Australia bans Huawei and ZTE from supplying technology for its 5G network
Australia has blocked Huawei and ZTE from providing equipment for its 5G network, which is set to launch commercially next year. In a tweet, Huawei stated that the Australian government told the company that both it and ZTE are banned from supplying 5G technology to the country, despite Huawei’s assurances that it does not pose a threat to national security.
We have been informed by the Govt that Huawei & ZTE have been banned from providing 5G technology to Australia. This is a extremely disappointing result for consumers. Huawei is a world leader in 5G. Has safely & securely delivered wireless technology in Aust for close to 15 yrs
— Huawei Australia (@HuaweiOZ) August 22, 2018
Earlier today, the Australian government issued new security guidelines for 5G carriers. Although it did not mention Huawei, ZTE or China specifically, it did strongly hint at them by stating “the Government considers that the involvement of vendors who are likely to be subject to extrajudicial directions from foreign government that conflict with Australian law, may risk failure by the carrier to adequately protect a 5G network from unauthorized access or interference.”
Concerns that Huawei, ZTE and other Chinese tech companies will be forced to comply with a new law, passed last year, that obligates all Chinese organizations and citizens to provide information to national intelligence agencies when asked have made several countries wary of using their technology. Earlier this month, the United States banned the use of most Huawei and ZTE technology by government agencies and contractors, six years after a Congressional report first cited the two companies as security threats.
In its new security guidelines, the Australian government stated that differences in the way 5G operates compared to previous network generations introduces new risks to national security. In particular, it noted the diminishing distinctions between the core network, where more sensitive functions like access control and data routing occur, and the edge, or radios that connect customer equipment, like laptops and mobile phones, to the core.

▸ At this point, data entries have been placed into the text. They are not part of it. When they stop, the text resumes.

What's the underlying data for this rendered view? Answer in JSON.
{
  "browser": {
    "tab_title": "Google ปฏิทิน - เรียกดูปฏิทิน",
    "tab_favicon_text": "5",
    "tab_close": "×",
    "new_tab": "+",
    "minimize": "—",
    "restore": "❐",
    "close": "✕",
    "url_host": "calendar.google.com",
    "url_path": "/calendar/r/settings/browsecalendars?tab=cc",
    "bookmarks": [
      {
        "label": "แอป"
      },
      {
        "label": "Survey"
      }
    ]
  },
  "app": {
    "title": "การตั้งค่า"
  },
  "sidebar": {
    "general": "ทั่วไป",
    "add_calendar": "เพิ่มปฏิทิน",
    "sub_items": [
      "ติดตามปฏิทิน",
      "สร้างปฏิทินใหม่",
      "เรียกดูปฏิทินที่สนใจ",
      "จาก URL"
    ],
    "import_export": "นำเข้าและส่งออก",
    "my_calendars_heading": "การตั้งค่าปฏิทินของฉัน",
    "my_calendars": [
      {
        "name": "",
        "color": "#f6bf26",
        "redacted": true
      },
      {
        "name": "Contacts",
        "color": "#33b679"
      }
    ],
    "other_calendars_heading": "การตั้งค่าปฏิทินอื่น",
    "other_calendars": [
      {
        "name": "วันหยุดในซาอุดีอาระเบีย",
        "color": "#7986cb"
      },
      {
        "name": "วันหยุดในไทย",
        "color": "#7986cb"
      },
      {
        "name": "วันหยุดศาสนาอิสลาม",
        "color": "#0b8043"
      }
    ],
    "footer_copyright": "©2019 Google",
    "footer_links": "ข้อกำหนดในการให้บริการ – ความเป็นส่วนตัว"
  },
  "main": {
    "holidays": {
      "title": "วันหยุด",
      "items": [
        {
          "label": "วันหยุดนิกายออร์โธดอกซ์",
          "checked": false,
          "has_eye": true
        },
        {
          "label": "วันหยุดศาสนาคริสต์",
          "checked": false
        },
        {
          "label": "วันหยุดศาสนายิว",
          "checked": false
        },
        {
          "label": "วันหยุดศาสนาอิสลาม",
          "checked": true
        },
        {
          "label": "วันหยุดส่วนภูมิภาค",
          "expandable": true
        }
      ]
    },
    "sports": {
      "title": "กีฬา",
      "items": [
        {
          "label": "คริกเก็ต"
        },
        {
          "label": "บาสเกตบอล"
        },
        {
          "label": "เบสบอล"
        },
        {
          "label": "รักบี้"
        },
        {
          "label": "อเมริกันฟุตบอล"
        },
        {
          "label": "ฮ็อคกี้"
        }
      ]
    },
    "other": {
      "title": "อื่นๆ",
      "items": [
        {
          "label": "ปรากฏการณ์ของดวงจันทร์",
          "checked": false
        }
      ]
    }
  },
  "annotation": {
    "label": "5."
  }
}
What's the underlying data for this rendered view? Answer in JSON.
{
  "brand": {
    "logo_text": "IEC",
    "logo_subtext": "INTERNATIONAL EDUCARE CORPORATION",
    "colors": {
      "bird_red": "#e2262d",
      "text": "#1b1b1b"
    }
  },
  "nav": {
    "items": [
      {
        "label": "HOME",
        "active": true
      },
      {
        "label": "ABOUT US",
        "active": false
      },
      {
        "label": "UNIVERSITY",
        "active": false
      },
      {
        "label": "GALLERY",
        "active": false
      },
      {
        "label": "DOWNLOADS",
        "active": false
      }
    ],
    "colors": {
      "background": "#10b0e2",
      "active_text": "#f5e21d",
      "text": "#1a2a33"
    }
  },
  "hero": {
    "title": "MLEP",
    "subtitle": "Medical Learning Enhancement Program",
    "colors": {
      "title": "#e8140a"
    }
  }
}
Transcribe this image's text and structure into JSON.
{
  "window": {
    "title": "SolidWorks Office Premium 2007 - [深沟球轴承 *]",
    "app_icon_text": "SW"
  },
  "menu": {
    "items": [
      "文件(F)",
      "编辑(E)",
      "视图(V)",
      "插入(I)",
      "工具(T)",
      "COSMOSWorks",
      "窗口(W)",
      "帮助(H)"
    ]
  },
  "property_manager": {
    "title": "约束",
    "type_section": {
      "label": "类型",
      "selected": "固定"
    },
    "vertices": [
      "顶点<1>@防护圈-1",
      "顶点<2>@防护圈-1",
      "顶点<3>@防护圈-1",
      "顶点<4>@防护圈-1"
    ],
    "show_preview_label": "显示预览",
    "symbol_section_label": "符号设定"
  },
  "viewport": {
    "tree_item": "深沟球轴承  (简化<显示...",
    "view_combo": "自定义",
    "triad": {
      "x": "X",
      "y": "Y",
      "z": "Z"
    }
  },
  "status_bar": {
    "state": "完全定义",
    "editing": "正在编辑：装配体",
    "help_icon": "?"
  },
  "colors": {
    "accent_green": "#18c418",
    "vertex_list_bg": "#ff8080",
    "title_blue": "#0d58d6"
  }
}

“This new architecture provides a way to circumvent traditional security controls by exploiting equipment in the edge of the network – exploitation which may affect overall network integrity and availability, as well as the confidentiality of customer data. A long history of cyber incidents shows cyber actors target Australia and Australians,” the guidelines stated. “Government has found no combination of technical security controls that sufficiently mitigate the risks.”
Last year, Australia introduced the Telecommunications Sector Security Reforms (TSSR), which takes effect next month and directs carriers and telecommunication service providers to protect their networks and infrastructure from national security threats and also notify the government of any proposed changes that may compromise the security of their network. It also gives the government the power to “intervene and issue directions in cases where there are significant national security concerns that cannot be addressed through other means.”
Huawei’s Australian chairman John Lord said in June that the company had received legal advice that its Australian operations are not bound to Chinese laws and he would refuse to hand over any data to the Chinese government in breach of Australian law. Lord also argued that banning Huawei could hurt local businesses and customers by raising prices and limiting access to technology.
TechCrunch has contacted ZTE and Huawei for comment.